Since the song whose misinterpretation so infuriated him was "You're a Big Girl Now" from Blood on the Tracks, I was acutely aware, while writing A Simple Twist of Fate, of how intrusive it might appear. Few other pop musicians would prompt such qualms - let's be honest, most of them would kill for the kind of sustained attention lavished upon Dylan - but when writing about an artist as reclusive as him, one sometimes feels like a kind of stalker.
And certainly, Dylan has had his fair share of them.
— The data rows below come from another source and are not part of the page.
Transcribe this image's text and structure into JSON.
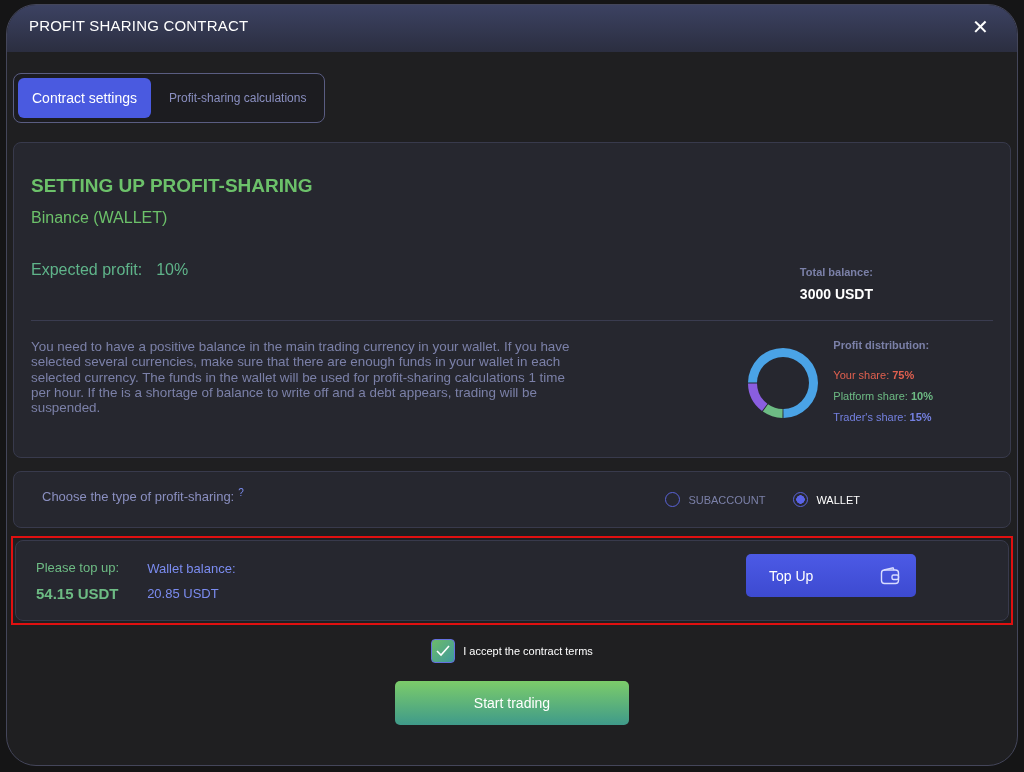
{
  "window": {
    "title": "PROFIT SHARING CONTRACT",
    "close": "✕"
  },
  "tabs": [
    {
      "label": "Contract settings",
      "selected": true
    },
    {
      "label": "Profit-sharing calculations",
      "selected": false
    }
  ],
  "settings": {
    "heading": "SETTING UP PROFIT-SHARING",
    "exchange": "Binance (WALLET)",
    "expected_profit_label": "Expected profit:",
    "expected_profit_value": "10%",
    "total_balance_label": "Total balance:",
    "total_balance_value": "3000 USDT",
    "notice": "You need to have a positive balance in the main trading currency in your wallet. If you have selected several currencies, make sure that there are enough funds in your wallet in each selected currency. The funds in the wallet will be used for profit-sharing calculations 1 time per hour. If the is a shortage of balance to write off and a debt appears, trading will be suspended.",
    "distribution_title": "Profit distribution:",
    "shares": [
      {
        "text": "Your share: **75%**",
        "color": "#e0604f"
      },
      {
        "text": "Platform share: **10%**",
        "color": "#6dbb84"
      },
      {
        "text": "Trader's share: **15%**",
        "color": "#7480e0"
      }
    ],
    "chart_data": {
      "type": "donut",
      "series": [
        {
          "values": [
            75,
            10,
            15
          ]
        }
      ],
      "colors": [
        "#4aa3e6",
        "#6dbb84",
        "#8a5ee0"
      ]
    }
  },
  "type_choice": {
    "label": "Choose the type of profit-sharing:",
    "help": "?",
    "options": [
      {
        "label": "SUBACCOUNT",
        "selected": false
      },
      {
        "label": "WALLET",
        "selected": true
      }
    ]
  },
  "top_up": {
    "highlighted": true,
    "please_label": "Please top up:",
    "please_value": "54.15 USDT",
    "wallet_label": "Wallet balance:",
    "wallet_value": "20.85 USDT",
    "button": "Top Up"
  },
  "accept": {
    "label": "I accept the contract terms",
    "checked": true
  },
  "start_button": "Start trading"
}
Mostly innocent saddos, such as the fan who books into the same hotels as Dylan's touring party and lingers all day in the lift with a concealed tape-recorder, in the hope of engaging the singer in small talk. Now, he really should get a life. Some, though, are much creepier, such as the wealthy woman who masqueraded as Dylan's wife, charging expenses to his account and mischievously cancelling his tour party's hotel reservations. She was eventually hoodwinked by a planted news report that Bob was jetting off to Jamaica: when she turned up at the departure gate, she was apprehended by the authorities. Small wonder, then, that Dylan is so protective of his privacy, more than once adopting a fetching Unabomber disguise of Wayfarer sunglasses and hooded anorak, even in broiling midsummer heat.
Critical intrusion is less avoidable and, I maintain, less damaging. Indeed, it is inevitable for an artist of his gifts, one who combines the protean talent of Picasso with the interpretative potential of James Joyce and the passion of the bluesman Robert Johnson. None of Dylan's pop peers excites such interest or rewards that interest with such a wealth of inspiration. That's why he commands such dedication, from fans and fellow-performers alike. The musicians congregating in Minneapolis today may have moved on in the intervening years - one became an estate agent, another a director of the National Academy of Songwriters, another a chief animator at Disney - yet they all jumped at the opportunity to celebrate that moment when, for a few brief hours, Bob Dylan passed through their lives.
That's the way it is with Bob. As a friend once noted, we are fortunate to live in his times.
'A Simple Twist of Fate' is published by Da Capo PressReuse content